“You don’t have to. I’ve heard about those people. I don’t blame Jews for being angry at them. I’ve never read anything they’ve written but I’m angry at them myself.” She pats my hand again. “I don’t mean I’m angry at you, honey.”
I tell her my Elie Wiesel story about how he claims that when some Jews were shot at Babi Yar that for months afterward their corpses spurted geysers of blood from their graves. She blinks. A smile starts to appear at one corner of her mouth but she stops it. Then her face turns angry. Jo has always had a wonderfully expressive face.
“Are you trying to tell me that Hitler was something different from what we have always known he was?”
“How did we get from Elie Wiesel to Hitler?”
“I can see where it’s leading. I don’t like it. How old were you during the war? After everything American boys went through over there, what are you saying about that? This whole subject makes me angry. Sitting here I can feel how the anger is coming up.”
I don’t know what to say. I recall that her former husband had been the right age to have fought in Europe.
“I can’t help it, Bradley. It makes me uncomfortable hearing what you’re saying. Now I can see that I’ve made you feel strange too. I’m sorry.”
I walk her to the bus stop. She shows me a purple and black scarf and a pair of purple shoes she bought this afternoon. She says she’s had to give up her car, that she can’t afford to drive it any longer. “Life isn’t as easy as it used to be, honey.” She sounds very brave and cheerful about things. She really always was. While we stroll along chatting thought recalls the night I met her twenty five years ago. She had come into the bookstore and I had almost let her get away. I ran down Hollywood Boulevard after her like a kid. I was thirty-one years old. Just to look at her had been so exciting that my body had begun to tremble. It had started in the legs but by the time she had left the store even my voice was shaking.I caught up with her at the corner of Las Palmas and asked if I couldn’t ring her up.
“Mmmmm,” she said. “I’d like that.”
A couple nights later we had dinner then drove out to South Central to a tiny frame bungalow not far from where I had grown up. In the early 1960s that part of the city was already Black. Mother was still living there in our old house. Jo and I sat in the tiny front room with a few other Whites chatting with Dorothy Healey, who at that time was California’s best known Communist. It had been Jo’s idea. While Jo wasn’t politically well-informed she attended the left radical Unitarian church on 8th Street. Ms. Healey appeared to believe that I agreed with her on a lot of issues where I didn’t. Jo, who was a dozen years older than me and too beautiful to even be in that little house, sat at my feet laughing and laying her hand on my thigh.

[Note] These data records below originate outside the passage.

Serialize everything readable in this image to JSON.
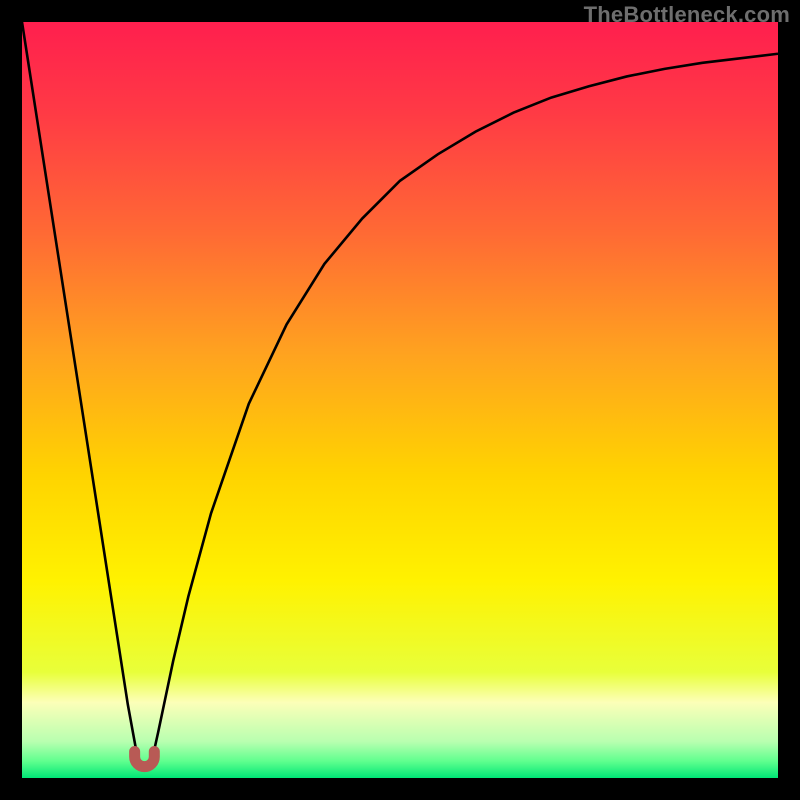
{
  "watermark": "TheBottleneck.com",
  "chart_data": {
    "type": "line",
    "title": "",
    "xlabel": "",
    "ylabel": "",
    "xlim": [
      0,
      1
    ],
    "ylim": [
      0,
      1
    ],
    "x": [
      0.0,
      0.02,
      0.04,
      0.06,
      0.08,
      0.1,
      0.12,
      0.14,
      0.155,
      0.17,
      0.18,
      0.2,
      0.22,
      0.25,
      0.3,
      0.35,
      0.4,
      0.45,
      0.5,
      0.55,
      0.6,
      0.65,
      0.7,
      0.75,
      0.8,
      0.85,
      0.9,
      0.95,
      1.0
    ],
    "values": [
      1.0,
      0.871,
      0.742,
      0.613,
      0.484,
      0.355,
      0.226,
      0.097,
      0.015,
      0.015,
      0.06,
      0.155,
      0.24,
      0.35,
      0.495,
      0.6,
      0.68,
      0.74,
      0.79,
      0.825,
      0.855,
      0.88,
      0.9,
      0.915,
      0.928,
      0.938,
      0.946,
      0.952,
      0.958
    ],
    "valley": {
      "x_center": 0.162,
      "y": 0.015,
      "half_width": 0.013,
      "arc_height": 0.02
    },
    "gradient_stops": [
      {
        "offset": 0.0,
        "color": "#ff1f4e"
      },
      {
        "offset": 0.12,
        "color": "#ff3a45"
      },
      {
        "offset": 0.28,
        "color": "#ff6a34"
      },
      {
        "offset": 0.44,
        "color": "#ffa31f"
      },
      {
        "offset": 0.6,
        "color": "#ffd400"
      },
      {
        "offset": 0.74,
        "color": "#fff200"
      },
      {
        "offset": 0.86,
        "color": "#e8ff3a"
      },
      {
        "offset": 0.9,
        "color": "#fcffb8"
      },
      {
        "offset": 0.952,
        "color": "#b8ffb0"
      },
      {
        "offset": 0.978,
        "color": "#5fff8e"
      },
      {
        "offset": 1.0,
        "color": "#00e676"
      }
    ],
    "curve_stroke": "#000000",
    "curve_width": 2.6,
    "valley_stroke": "#b85a55",
    "valley_width": 11
  }
}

Healey knew who I was because I was in the middle of a long trial where I was being prosecuted for refusing to remove Henry Miller’s Tropic of Cancer from my display windows and selling a copy of the book to an undercover police officer. At that time the book was still banned by the U.S. Government. Many people took it for granted that because I butted heads with the State over a censorship issue that I was on the left. I wasn’t on the right but I was never on the left. I didn’t know where I was politically. All I understood was that on almost every issue I was against almost every body.
I didn’t feel particularly annoyed at being prosecuted over Tropic. My sense of things was that I would sell the book as a matter of course and that as a matter of course the Government would prosecute me. I understood that Christians were particularly offended by the book. They saw it as pornography. Overwhelmingly, Jews and my Jewish friends were on my side and the side of a free press. They didn’t worry about Christian sensibilities. When it was pornography my Jewish friends where on the side of the First Amendment. I had no background arguing First Amendment issues. My sense of things was that I would feel humiliated if I participated in black-balling a book that I had read with so much interest and pleasure. It would be wrong to refuse to allow a writer to bear the responsibility for revealing in his books what he thought and how he really felt. For me, it wasn’t a matter of law, but of sensibility.